What this exercise calls for is an exact copy of the data.

*** Task material Section Begins ***

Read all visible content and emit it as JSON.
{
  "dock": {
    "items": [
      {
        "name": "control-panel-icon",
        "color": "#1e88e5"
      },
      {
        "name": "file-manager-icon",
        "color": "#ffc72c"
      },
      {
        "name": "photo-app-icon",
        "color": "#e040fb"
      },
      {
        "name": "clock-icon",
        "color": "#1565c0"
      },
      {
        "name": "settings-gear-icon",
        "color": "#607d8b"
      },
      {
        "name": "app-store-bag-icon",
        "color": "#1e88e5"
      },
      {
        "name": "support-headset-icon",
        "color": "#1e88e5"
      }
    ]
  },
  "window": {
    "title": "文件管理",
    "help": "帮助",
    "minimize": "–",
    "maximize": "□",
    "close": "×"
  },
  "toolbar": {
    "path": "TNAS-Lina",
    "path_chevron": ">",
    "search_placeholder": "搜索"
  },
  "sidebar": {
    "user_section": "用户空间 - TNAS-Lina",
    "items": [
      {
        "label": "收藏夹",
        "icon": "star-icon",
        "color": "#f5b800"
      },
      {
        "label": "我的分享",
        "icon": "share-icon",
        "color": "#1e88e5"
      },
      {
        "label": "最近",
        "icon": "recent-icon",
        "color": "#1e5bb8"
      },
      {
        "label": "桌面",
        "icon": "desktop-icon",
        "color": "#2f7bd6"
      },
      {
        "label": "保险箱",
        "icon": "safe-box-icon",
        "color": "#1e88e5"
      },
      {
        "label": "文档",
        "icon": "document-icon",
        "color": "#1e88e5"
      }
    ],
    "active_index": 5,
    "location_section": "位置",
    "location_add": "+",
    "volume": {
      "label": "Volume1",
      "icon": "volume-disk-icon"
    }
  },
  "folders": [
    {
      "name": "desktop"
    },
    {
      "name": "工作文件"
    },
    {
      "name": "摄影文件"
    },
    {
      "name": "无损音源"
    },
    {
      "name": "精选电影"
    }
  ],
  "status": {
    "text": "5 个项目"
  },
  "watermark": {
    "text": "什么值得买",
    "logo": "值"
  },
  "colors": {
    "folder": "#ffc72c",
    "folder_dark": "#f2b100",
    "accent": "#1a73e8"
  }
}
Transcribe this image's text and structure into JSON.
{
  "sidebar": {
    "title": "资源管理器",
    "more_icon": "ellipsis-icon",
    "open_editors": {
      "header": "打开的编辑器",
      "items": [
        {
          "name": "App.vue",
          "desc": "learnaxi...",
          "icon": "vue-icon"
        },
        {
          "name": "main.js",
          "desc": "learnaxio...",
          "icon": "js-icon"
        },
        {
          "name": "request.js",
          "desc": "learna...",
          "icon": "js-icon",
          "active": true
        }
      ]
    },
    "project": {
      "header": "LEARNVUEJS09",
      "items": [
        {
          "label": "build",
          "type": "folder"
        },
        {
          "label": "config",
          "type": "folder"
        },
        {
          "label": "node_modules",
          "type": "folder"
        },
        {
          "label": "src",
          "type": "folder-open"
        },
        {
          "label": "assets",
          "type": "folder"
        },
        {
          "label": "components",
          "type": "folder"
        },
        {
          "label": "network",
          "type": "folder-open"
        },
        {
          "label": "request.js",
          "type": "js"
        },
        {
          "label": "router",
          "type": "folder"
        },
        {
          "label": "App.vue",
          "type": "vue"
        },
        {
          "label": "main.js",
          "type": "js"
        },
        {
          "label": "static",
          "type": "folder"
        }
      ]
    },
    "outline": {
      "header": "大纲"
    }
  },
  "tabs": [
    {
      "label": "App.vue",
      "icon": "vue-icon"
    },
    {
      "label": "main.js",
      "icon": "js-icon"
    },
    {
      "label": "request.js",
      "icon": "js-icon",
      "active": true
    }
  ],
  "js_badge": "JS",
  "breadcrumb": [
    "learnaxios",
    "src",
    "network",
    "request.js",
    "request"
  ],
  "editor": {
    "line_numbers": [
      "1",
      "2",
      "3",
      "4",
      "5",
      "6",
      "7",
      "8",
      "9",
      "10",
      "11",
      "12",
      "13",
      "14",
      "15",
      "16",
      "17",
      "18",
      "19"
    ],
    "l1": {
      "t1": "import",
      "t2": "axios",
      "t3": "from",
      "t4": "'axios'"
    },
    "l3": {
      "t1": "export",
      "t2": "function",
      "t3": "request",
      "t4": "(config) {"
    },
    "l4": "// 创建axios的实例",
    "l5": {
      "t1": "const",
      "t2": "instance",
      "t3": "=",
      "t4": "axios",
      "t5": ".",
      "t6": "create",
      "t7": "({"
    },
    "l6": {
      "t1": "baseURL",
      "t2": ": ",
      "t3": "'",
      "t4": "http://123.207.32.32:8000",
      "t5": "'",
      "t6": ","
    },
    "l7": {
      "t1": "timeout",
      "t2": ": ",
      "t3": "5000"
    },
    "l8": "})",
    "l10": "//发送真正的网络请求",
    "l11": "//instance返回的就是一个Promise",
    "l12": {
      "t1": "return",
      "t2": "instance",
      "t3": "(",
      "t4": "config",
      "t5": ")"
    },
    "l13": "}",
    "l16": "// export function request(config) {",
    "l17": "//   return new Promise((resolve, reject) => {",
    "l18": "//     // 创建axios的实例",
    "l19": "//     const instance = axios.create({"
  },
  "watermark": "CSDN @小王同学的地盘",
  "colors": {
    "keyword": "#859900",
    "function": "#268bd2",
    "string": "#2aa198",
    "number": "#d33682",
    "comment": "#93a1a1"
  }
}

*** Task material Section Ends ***

■ Solution to this exercise
Read all visible content and emit it as JSON.
{
  "dock": {
    "items": [
      {
        "name": "control-panel-icon",
        "color": "#1e88e5"
      },
      {
        "name": "file-manager-icon",
        "color": "#ffc72c"
      },
      {
        "name": "photo-app-icon",
        "color": "#e040fb"
      },
      {
        "name": "clock-icon",
        "color": "#1565c0"
      },
      {
        "name": "settings-gear-icon",
        "color": "#607d8b"
      },
      {
        "name": "app-store-bag-icon",
        "color": "#1e88e5"
      },
      {
        "name": "support-headset-icon",
        "color": "#1e88e5"
      }
    ]
  },
  "window": {
    "title": "文件管理",
    "help": "帮助",
    "minimize": "–",
    "maximize": "□",
    "close": "×"
  },
  "toolbar": {
    "path": "TNAS-Lina",
    "path_chevron": ">",
    "search_placeholder": "搜索"
  },
  "sidebar": {
    "user_section": "用户空间 - TNAS-Lina",
    "items": [
      {
        "label": "收藏夹",
        "icon": "star-icon",
        "color": "#f5b800"
      },
      {
        "label": "我的分享",
        "icon": "share-icon",
        "color": "#1e88e5"
      },
      {
        "label": "最近",
        "icon": "recent-icon",
        "color": "#1e5bb8"
      },
      {
        "label": "桌面",
        "icon": "desktop-icon",
        "color": "#2f7bd6"
      },
      {
        "label": "保险箱",
        "icon": "safe-box-icon",
        "color": "#1e88e5"
      },
      {
        "label": "文档",
        "icon": "document-icon",
        "color": "#1e88e5"
      }
    ],
    "active_index": 5,
    "location_section": "位置",
    "location_add": "+",
    "volume": {
      "label": "Volume1",
      "icon": "volume-disk-icon"
    }
  },
  "folders": [
    {
      "name": "desktop"
    },
    {
      "name": "工作文件"
    },
    {
      "name": "摄影文件"
    },
    {
      "name": "无损音源"
    },
    {
      "name": "精选电影"
    }
  ],
  "status": {
    "text": "5 个项目"
  },
  "watermark": {
    "text": "什么值得买",
    "logo": "值"
  },
  "colors": {
    "folder": "#ffc72c",
    "folder_dark": "#f2b100",
    "accent": "#1a73e8"
  }
}
Transcribe this image's text and structure into JSON.
{
  "sidebar": {
    "title": "资源管理器",
    "more_icon": "ellipsis-icon",
    "open_editors": {
      "header": "打开的编辑器",
      "items": [
        {
          "name": "App.vue",
          "desc": "learnaxi...",
          "icon": "vue-icon"
        },
        {
          "name": "main.js",
          "desc": "learnaxio...",
          "icon": "js-icon"
        },
        {
          "name": "request.js",
          "desc": "learna...",
          "icon": "js-icon",
          "active": true
        }
      ]
    },
    "project": {
      "header": "LEARNVUEJS09",
      "items": [
        {
          "label": "build",
          "type": "folder"
        },
        {
          "label": "config",
          "type": "folder"
        },
        {
          "label": "node_modules",
          "type": "folder"
        },
        {
          "label": "src",
          "type": "folder-open"
        },
        {
          "label": "assets",
          "type": "folder"
        },
        {
          "label": "components",
          "type": "folder"
        },
        {
          "label": "network",
          "type": "folder-open"
        },
        {
          "label": "request.js",
          "type": "js"
        },
        {
          "label": "router",
          "type": "folder"
        },
        {
          "label": "App.vue",
          "type": "vue"
        },
        {
          "label": "main.js",
          "type": "js"
        },
        {
          "label": "static",
          "type": "folder"
        }
      ]
    },
    "outline": {
      "header": "大纲"
    }
  },
  "tabs": [
    {
      "label": "App.vue",
      "icon": "vue-icon"
    },
    {
      "label": "main.js",
      "icon": "js-icon"
    },
    {
      "label": "request.js",
      "icon": "js-icon",
      "active": true
    }
  ],
  "js_badge": "JS",
  "breadcrumb": [
    "learnaxios",
    "src",
    "network",
    "request.js",
    "request"
  ],
  "editor": {
    "line_numbers": [
      "1",
      "2",
      "3",
      "4",
      "5",
      "6",
      "7",
      "8",
      "9",
      "10",
      "11",
      "12",
      "13",
      "14",
      "15",
      "16",
      "17",
      "18",
      "19"
    ],
    "l1": {
      "t1": "import",
      "t2": "axios",
      "t3": "from",
      "t4": "'axios'"
    },
    "l3": {
      "t1": "export",
      "t2": "function",
      "t3": "request",
      "t4": "(config) {"
    },
    "l4": "// 创建axios的实例",
    "l5": {
      "t1": "const",
      "t2": "instance",
      "t3": "=",
      "t4": "axios",
      "t5": ".",
      "t6": "create",
      "t7": "({"
    },
    "l6": {
      "t1": "baseURL",
      "t2": ": ",
      "t3": "'",
      "t4": "http://123.207.32.32:8000",
      "t5": "'",
      "t6": ","
    },
    "l7": {
      "t1": "timeout",
      "t2": ": ",
      "t3": "5000"
    },
    "l8": "})",
    "l10": "//发送真正的网络请求",
    "l11": "//instance返回的就是一个Promise",
    "l12": {
      "t1": "return",
      "t2": "instance",
      "t3": "(",
      "t4": "config",
      "t5": ")"
    },
    "l13": "}",
    "l16": "// export function request(config) {",
    "l17": "//   return new Promise((resolve, reject) => {",
    "l18": "//     // 创建axios的实例",
    "l19": "//     const instance = axios.create({"
  },
  "watermark": "CSDN @小王同学的地盘",
  "colors": {
    "keyword": "#859900",
    "function": "#268bd2",
    "string": "#2aa198",
    "number": "#d33682",
    "comment": "#93a1a1"
  }
}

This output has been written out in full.